Friday, Mar 24, 2023

There has been a sea change in how we view our broken digital public spaces. We now understand that the intentional design practices of large tech companies are amplifying misinformation and vitriol to keep us engaged and online to increase their advertising revenues. A Seattle school district recently filed suit against Facebook, Instagram, Snapchat, YouTube, TikTok and Google claiming that they deliberately addict children to their platforms and serve up harmful content and misinformation that encourages anxiety, depression, eating disorders, cyberbullying and self-harm. Hundreds of families have also filed individual lawsuits alleging harm. Legal analysts are comparing these early cases to ones filed against Big Tobacco, and more recently, Big Pharma.

For the last four years, I have been steeped in research – across many disciplines – focusing on solutions to our information crisis. I had worried that our information crisis might be hopeless and that I was wasting my time. Instead, I found that we now have many tools and design strategies already at hand that can repair our broken online spaces without jeopardizing free speech. The Aspen Institute recently concluded that possibly the biggest lie being told about misinformation and toxic behavior online is that the crisis is uncontainable. It is not. We need to require social media platforms to change their underlying design that monetizes engagement. We need to demand that they work harder to prioritize the public good.

Changing our social media platforms will not be easy or quick, but we must continue to push forward. At the same time, we are expanding our media literacy programs beyond teaching skills, such as evaluating sources and critical thinking. Social media spaces are designed to encourage passivity by encouraging users to hit “like” and “share.” We are now teaching students to have more agency in interacting with these spaces. Education reformers – from John Dewey to bell hooks – have pushed for education to move beyond simply the passing on of current knowledge. Education needs to help students learn to question, explore alternatives, and demand change.
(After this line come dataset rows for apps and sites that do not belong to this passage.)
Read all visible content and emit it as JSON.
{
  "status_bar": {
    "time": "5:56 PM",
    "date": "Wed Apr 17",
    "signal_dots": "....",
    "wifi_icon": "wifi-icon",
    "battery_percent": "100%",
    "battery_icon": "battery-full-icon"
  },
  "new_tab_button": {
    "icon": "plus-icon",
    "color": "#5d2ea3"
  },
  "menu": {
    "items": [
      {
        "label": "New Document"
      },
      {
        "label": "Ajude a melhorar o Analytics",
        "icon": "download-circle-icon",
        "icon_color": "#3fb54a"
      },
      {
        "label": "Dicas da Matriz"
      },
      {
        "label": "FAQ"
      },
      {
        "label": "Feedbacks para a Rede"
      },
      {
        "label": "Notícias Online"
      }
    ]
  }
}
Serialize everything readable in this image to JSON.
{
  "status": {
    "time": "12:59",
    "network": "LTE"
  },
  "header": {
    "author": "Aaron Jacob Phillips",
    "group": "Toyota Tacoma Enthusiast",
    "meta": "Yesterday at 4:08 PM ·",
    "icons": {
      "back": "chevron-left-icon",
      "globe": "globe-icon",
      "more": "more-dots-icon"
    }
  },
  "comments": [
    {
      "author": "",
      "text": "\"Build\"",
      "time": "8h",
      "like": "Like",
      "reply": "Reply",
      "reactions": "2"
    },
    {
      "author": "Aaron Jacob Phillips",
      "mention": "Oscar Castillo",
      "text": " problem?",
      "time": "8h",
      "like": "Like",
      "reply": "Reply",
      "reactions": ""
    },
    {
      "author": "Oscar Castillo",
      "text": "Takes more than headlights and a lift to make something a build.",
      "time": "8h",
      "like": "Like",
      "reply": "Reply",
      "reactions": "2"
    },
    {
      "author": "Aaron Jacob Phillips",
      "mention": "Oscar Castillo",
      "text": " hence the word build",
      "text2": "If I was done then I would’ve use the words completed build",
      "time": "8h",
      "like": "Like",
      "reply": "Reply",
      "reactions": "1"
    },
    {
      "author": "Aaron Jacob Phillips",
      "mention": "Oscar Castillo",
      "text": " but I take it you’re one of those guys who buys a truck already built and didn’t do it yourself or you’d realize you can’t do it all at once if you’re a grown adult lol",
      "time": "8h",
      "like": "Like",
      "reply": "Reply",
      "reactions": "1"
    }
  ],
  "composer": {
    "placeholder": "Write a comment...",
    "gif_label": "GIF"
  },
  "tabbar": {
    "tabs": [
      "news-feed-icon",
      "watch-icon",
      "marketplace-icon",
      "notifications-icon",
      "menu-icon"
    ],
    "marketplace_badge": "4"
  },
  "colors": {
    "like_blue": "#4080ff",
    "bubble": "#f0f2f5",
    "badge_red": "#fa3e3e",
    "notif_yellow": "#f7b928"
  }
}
What might it look like if students could learn about their digital spaces while at the same time working to improve them? What if students could help build the kinds of online worlds they themselves want to live in? What if learning could include helping reform the underlying structures that are producing these unhealthy digital worlds?

Good news! It’s already happening. From second graders to college students, we have students involved and working on solutions. By promoting agency, we are encouraging students to actively construct new online worlds rather than passively accepting the designs laid out by Silicon Valley.

New teaching strategies such as critical media literacy, design thinking, and civic media literacies are helping students analyze and explore the complexity of online spaces while at the same time finding ways to create new digital worlds that can be of greater benefit to society.

Excerpted: ‘Enlisting Students in the Fight for Healthier Online Public Spaces’.